If that very flattering assessment is true it may be due to the fact that I have a reasonably obsessive personality. I've always been quite scholastic about my work and I'm always partially unsatisfied by everything I do. I think this is the reason I'm always trying to breakthrough and find the ever elusive 'thing' that will best fit what I'm trying to express; I have not yet found it.
We are happily anticipating your new album set for release next year – what can you tell us about it? Is there a theme?
I can tell you that there is a theme, two themes actually. The album is largely an examination of love, mostly love in its least popular forms. I'd never really written any love songs until now so it was something I wanted to explore. It sounds a bit like melted candy.
You will be fronting the SSO this month – who do you arrange your work with in this context?
I've worked with three very talented arrangers; Joe Twist, Iain Graindage and Paul Hankinson.
In a songwriting context, is it more likely to find you working in solitude or working with others?
Good question. For this record I predominantly co-wrote, mostly out of utility because I've been quite transient and lacking a space of my own. I am however looking forward to spending more time by myself working in the future as I find that's when I have my strangest ideas.
How do you look after your voice?
Well, for a long time I didn't but vocal hygiene (sounds gross but that's what we call it) has become quite a passion now that I'm no longer 24. I take lessons for technique, I warm up and I've finally learnt that vocal rest is actually the best thing you can do for your voice.
Will we see you acting on the big screen again?
I love acting, no one has been game to put me in anything since that film but I'm totally open to it.
What was the last thing you saw that blew your mind?
I saw Mr Burns when it opened in Adelaide in April and I'm still talking about it.
Who are your favourite women in music?
Barbra Streisand, Mica Levi, Julia Michaels, Caroline Polachek, Ainslie Wills, Esperanza Spalding, Lisa Kron, Jeanine Tesori, Andra Keller.
You’ve been doing the music thing for a while – what advice would you offer our young, aspiring, music-creating readers?
Be as different as you can; when they zig, zag. Also don't get lazy. Practice and never stop learning or being interested.
Megan Washington plays with the Sydney Symphony Orchestra
Thu 21 Sep, 6.30pm
Fri 22 Sep, 8pm
Sat 23 Sep, 8pm
Concert Hall, Sydney Opera House
A selection of new material and favourites from I Believe You Liar, Insomnia and There There Conductor: Benjamin Northey
Megan Washington national tour dates:
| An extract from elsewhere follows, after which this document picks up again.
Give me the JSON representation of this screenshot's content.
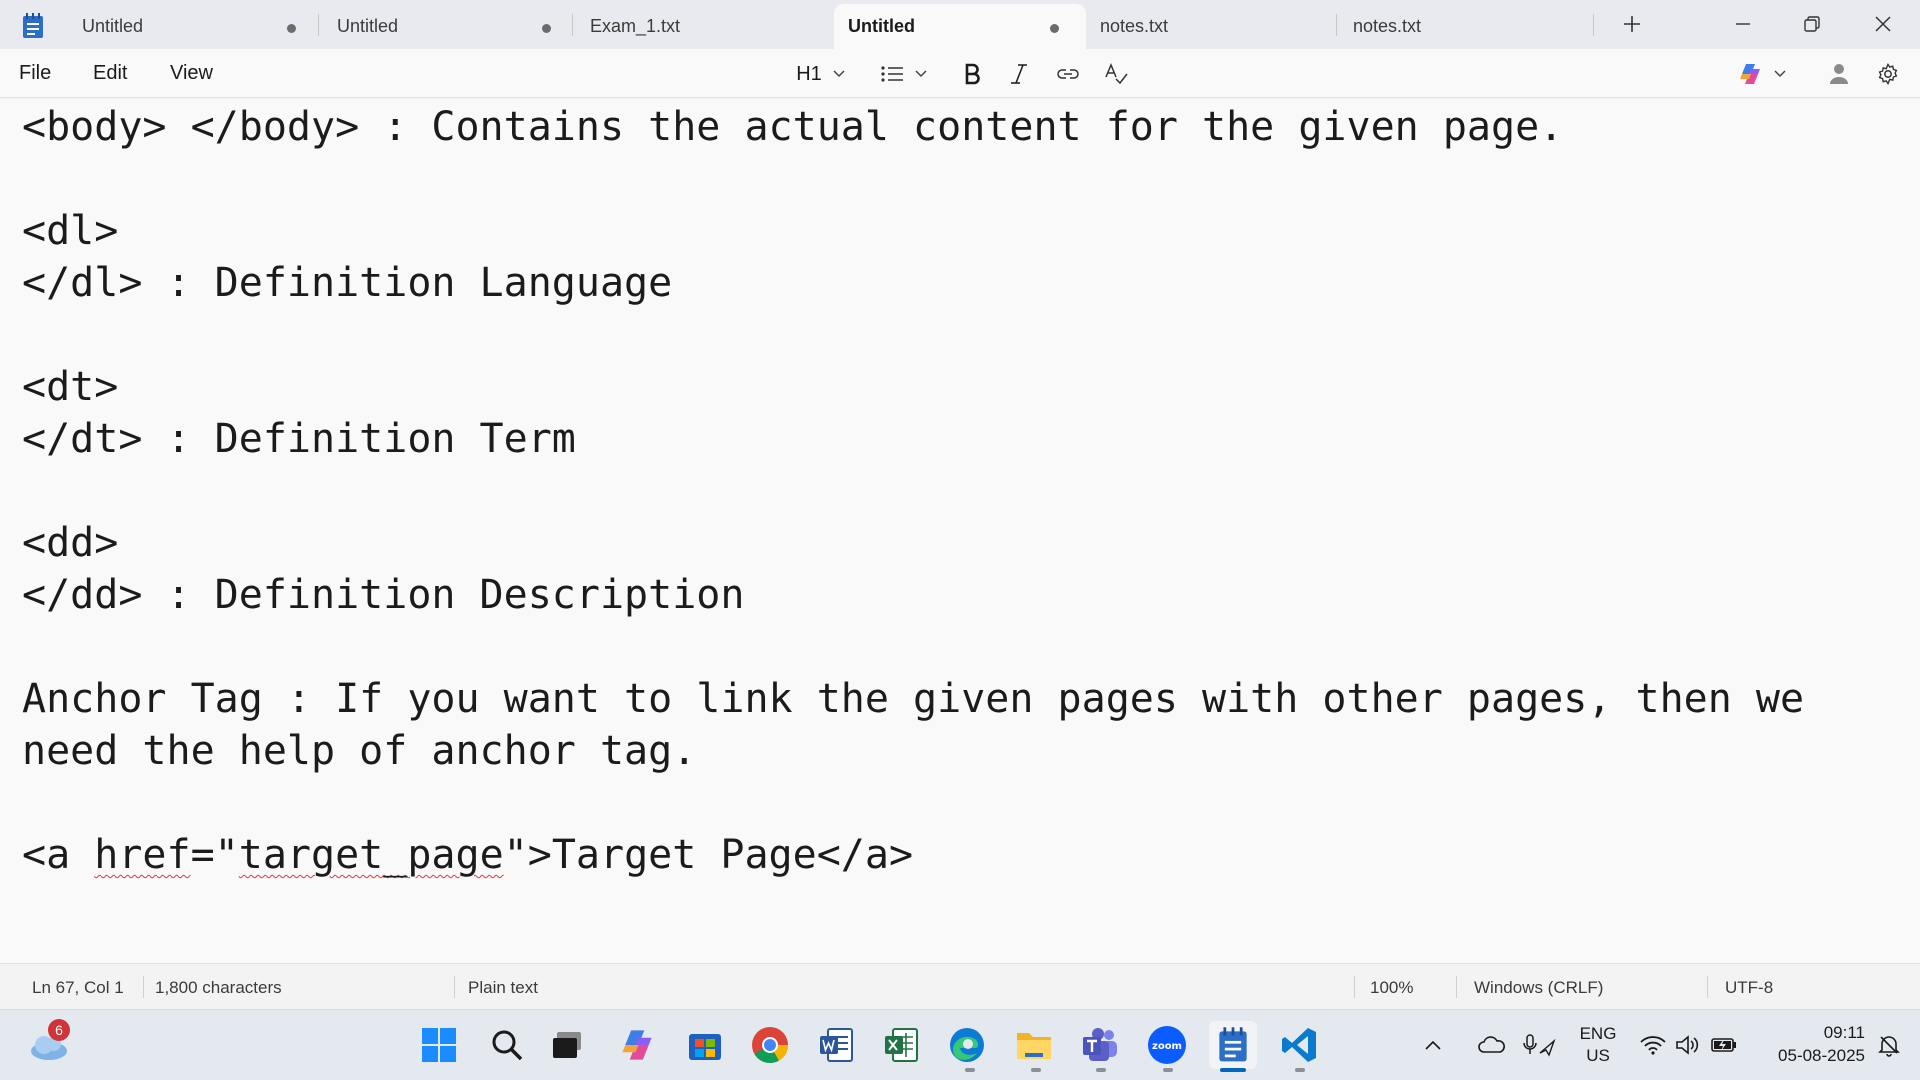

Sydney Symphony Orchestra – 21-23 September
Queensland Symphony Orchestra – 28 September
Tasmanian Symphony Orchestra – 24 October
West Australian Symphony Orchestra – 27 October
Inland Sea of Sound 2017 feat. Bernard Fanning, Meg Mac, Dan Sultan, Megan Washington, Mia Dyson and more – 3 November
The Impossible Orchestra – 10 November